- Maintain and continue reductions in emissions of GHG beyond 2020.
- Identify the statewide level of GHG emissions in 1990 to serve as the emissions limit to be achieved by 2020.
- Identify and adopt regulations for discrete early actions that could be enforceable on or before January 1, 2010.
- Adopt a regulation that establishes a system of market-based declining annual aggregate emission limits for sources or categories of sources that emit GHG emissions.
- Convene an Environmental Justice Advisory Committee to advise the Board in developing and updating the Scoping Plan and any other pertinent matter in implementing AB 32.
- Appoint an Economic and Technology Advancement Advisory Committee to provide recommendations for technologies, research and GHG emission reduction measures.
What Is the Timeline for Implementing AB 32?
- By January 1, 2008 – ARB adopts the Mandatory Reporting Regulation for GHGs to require reporting, verification, monitoring and enforcement.
- By January 1, 2009 – ARB adopts a Scoping Plan indicating how emission reductions will be achieved from significant sources of GHGs via regulations, market mechanisms and other actions.
- During 2009 – ARB staff drafts rule language to implement its plan and holds a series of public workshops on each measure (including market mechanisms).
- By January 1, 2010 – Early action measures take effect.
- During 2010 – ARB conducts series of rulemakings, after workshops and public hearings, to adopt GHG regulations including rules governing market mechanisms.
- By January 1, 2011 – ARB completes major rulemakings for reducing GHGs including market mechanisms.

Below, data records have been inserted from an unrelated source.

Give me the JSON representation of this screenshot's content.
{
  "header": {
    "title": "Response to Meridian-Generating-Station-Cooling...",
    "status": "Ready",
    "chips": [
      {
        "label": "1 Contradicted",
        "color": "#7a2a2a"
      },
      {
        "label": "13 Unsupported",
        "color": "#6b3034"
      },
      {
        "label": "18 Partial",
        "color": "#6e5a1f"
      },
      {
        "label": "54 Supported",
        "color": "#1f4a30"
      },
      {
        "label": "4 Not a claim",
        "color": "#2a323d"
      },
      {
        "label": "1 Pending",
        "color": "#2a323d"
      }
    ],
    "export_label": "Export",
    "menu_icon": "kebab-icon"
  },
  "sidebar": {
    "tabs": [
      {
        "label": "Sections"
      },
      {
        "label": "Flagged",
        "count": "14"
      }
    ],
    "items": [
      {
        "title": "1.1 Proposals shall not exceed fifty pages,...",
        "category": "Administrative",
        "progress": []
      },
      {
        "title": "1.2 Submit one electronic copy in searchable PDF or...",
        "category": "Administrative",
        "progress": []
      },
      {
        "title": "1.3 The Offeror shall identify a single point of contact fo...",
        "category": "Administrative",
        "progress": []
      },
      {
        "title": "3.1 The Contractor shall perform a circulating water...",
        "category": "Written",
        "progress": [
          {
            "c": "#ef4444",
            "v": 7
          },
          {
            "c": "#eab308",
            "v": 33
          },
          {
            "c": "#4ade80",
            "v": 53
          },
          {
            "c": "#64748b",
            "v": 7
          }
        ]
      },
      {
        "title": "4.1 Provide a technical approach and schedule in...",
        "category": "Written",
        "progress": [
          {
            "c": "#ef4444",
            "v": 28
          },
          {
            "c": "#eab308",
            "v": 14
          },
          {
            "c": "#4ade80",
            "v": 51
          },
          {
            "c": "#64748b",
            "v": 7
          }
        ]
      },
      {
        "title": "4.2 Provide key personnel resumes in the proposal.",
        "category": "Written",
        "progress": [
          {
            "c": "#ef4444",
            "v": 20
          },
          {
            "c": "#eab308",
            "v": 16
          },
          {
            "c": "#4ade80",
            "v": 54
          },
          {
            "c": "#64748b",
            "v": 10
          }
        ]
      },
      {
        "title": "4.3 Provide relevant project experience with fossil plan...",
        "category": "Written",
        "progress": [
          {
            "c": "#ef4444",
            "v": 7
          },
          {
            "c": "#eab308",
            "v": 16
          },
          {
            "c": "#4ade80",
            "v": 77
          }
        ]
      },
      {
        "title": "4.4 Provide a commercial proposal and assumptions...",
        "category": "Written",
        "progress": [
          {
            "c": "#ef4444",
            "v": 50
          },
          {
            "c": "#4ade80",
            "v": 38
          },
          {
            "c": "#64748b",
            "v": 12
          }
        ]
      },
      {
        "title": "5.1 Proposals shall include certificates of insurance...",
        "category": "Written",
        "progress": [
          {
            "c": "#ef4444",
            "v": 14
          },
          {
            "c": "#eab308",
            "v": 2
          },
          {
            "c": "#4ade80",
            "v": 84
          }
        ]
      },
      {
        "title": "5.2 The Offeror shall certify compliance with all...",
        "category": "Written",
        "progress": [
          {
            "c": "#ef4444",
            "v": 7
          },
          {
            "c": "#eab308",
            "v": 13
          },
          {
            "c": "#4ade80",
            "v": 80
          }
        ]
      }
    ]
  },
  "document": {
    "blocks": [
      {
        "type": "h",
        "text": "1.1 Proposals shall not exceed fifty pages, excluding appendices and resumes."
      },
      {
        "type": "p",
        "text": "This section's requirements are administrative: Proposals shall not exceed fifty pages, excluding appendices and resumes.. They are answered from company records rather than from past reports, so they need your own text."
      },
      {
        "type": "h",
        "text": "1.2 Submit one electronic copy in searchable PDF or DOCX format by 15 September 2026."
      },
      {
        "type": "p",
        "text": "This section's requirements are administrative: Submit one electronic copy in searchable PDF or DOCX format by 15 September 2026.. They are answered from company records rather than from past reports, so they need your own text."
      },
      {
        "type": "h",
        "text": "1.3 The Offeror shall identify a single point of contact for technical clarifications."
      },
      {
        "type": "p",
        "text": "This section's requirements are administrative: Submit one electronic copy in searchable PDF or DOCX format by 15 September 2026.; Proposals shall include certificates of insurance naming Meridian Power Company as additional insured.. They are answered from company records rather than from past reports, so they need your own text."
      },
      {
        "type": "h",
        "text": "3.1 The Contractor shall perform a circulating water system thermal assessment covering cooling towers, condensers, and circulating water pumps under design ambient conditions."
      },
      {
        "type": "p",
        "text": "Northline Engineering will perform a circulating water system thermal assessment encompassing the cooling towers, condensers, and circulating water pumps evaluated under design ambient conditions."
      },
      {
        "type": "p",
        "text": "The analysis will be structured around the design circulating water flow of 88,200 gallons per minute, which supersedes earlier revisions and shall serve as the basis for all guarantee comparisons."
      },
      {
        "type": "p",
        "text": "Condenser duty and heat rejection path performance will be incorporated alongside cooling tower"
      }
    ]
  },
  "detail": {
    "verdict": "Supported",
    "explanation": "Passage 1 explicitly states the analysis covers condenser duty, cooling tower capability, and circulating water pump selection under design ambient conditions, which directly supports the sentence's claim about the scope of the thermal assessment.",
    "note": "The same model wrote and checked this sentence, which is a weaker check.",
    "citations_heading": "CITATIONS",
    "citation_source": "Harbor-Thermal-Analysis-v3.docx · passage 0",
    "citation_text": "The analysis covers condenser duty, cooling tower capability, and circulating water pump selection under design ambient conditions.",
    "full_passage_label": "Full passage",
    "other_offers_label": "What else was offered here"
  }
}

ARB may revise the rules and adopt new ones after January 1, 2011, in furtherance of the 2020 cap.
- January 1, 2012 – GHG rules and market mechanisms adopted by ARB take effect and are legally enforceable.
- November 14, 2012 – ARB holds its first quarterly auction of GHG emissions allowances as part of the Cap-and-Trade program.
- January 1, 2013 – Cap-and-Trade program begins with a GHG emissions cap that will decline over time.
- September 17, 2013 – ARB issues first carbon offset credits as part of the Cap-and-Trade program.
- May 22, 2014 – ARB approves First Update to the Climate Change Scoping Plan.
- December 31, 2020 – Deadline for achieving 2020 GHG emissions cap.
What Other Key Bills and Policies in California Address Climate Change?
- Assembly Bill 1493 (Pavley, Chapter 200, Statutes of 2002) – GHG Standards for Passenger Vehicles
- Senate Bill 375 (Steinberg, Chapter 728, Statutes of 2008) – Sustainable Communities
- Senate Bill X1-2 (Simitian, Chapter 1, Statutes of 2011) – Renewables Portfolio Standard
- Assembly Bill 341 (Chesbro, Chapter 476, Statutes of 2011) – Commercial Recycling
- Senate Bill 535 (De León, Chapter 830, Statutes of 2012) – Disadvantaged Communities
For a more complete list of California’s climate change related legislation, visit: http://www.climatechange.ca.gov/state/legislation.html
- Governor’s Executive Order S-3-05 – 2050 GHG Reduction Goal
- Governor’s Executive Order B-16-12 – Goal for Plug-In Vehicles
- Governor’s Executive Order B-18-12 – Energy Efficiency of State-Owned Buildings
For a more complete list of California’s climate change related Executive Orders, visit: http://www.climatechange.ca.gov/state/executive_orders.html
This page last reviewed August 5, 2014